  •  
In this Friday, July 18, 2014 photo, United States U.N. Ambassador Samantha Power speaks during a U.N. Security Council meeting at United Nations headquarters. One day after a passenger jet was shot out of the sky, Samantha Power took her seat at the United Nations Security Council and angrily began building the Obama administration’s case against separatists in eastern Ukraine and their Russian benefactors.

    Obama's UN envoy takes lead role in plane response

    One day after a passenger jet was shot out of the sky, Samantha Power took her seat at the United Nations Security Council and angrily began building the Obama administration's case against separatists in eastern Ukraine and their Russian benefactors.

  • House to Obama: No troops to Iraq without our OK

    The House overwhelmingly passed a resolution Friday that would bar President Barack Obama from sending forces to Iraq in a "sustained combat role" without congressional approval, a bill with greater symbolic than legal effect.

Miami Herald

Join the
Discussion

The Miami Herald is pleased to provide this opportunity to share information, experiences and observations about what's in the news. Some of the comments may be reprinted elsewhere on the site or in the newspaper. We encourage lively, open debate on the issues of the day, and ask that you refrain from profanity, hate speech, personal comments and remarks that are off point. Thank you for taking the time to offer your thoughts.

The Miami Herald uses Facebook's commenting system. You need to log in with a Facebook account in order to comment. If you have questions about commenting with your Facebook account, click here.

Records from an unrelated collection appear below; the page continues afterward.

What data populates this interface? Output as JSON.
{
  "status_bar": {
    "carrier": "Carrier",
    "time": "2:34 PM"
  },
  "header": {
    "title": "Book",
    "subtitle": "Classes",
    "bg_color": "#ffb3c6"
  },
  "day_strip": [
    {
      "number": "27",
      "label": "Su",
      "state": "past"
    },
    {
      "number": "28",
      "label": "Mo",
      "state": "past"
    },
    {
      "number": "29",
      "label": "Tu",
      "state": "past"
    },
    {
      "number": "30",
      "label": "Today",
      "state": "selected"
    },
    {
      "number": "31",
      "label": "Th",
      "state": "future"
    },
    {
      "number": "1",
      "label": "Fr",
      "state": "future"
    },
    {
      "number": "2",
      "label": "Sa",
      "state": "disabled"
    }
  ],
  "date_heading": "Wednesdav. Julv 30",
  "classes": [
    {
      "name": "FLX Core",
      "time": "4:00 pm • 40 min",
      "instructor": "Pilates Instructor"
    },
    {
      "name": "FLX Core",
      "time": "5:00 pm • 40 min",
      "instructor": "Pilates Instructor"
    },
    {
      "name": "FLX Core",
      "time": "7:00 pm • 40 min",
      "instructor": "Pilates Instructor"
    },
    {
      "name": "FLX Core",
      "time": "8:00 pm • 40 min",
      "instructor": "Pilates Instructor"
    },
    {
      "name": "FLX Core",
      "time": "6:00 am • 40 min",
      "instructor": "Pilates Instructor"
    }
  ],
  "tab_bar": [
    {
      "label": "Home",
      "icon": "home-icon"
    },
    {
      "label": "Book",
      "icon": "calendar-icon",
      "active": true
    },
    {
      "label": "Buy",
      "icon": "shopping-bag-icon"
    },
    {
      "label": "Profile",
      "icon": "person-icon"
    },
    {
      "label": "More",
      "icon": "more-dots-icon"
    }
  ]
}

Have a news tip? You can send it anonymously. Click here to send us your tip - or - consider joining the Public Insight Network and become a source for The Miami Herald and el Nuevo Herald.

Hide Comments

This affects comments on all stories.

Cancel OK

  • Marketplace

Today's Circulars

  • Quick Job Search

Enter Keyword(s) Enter City Select a State Select a Category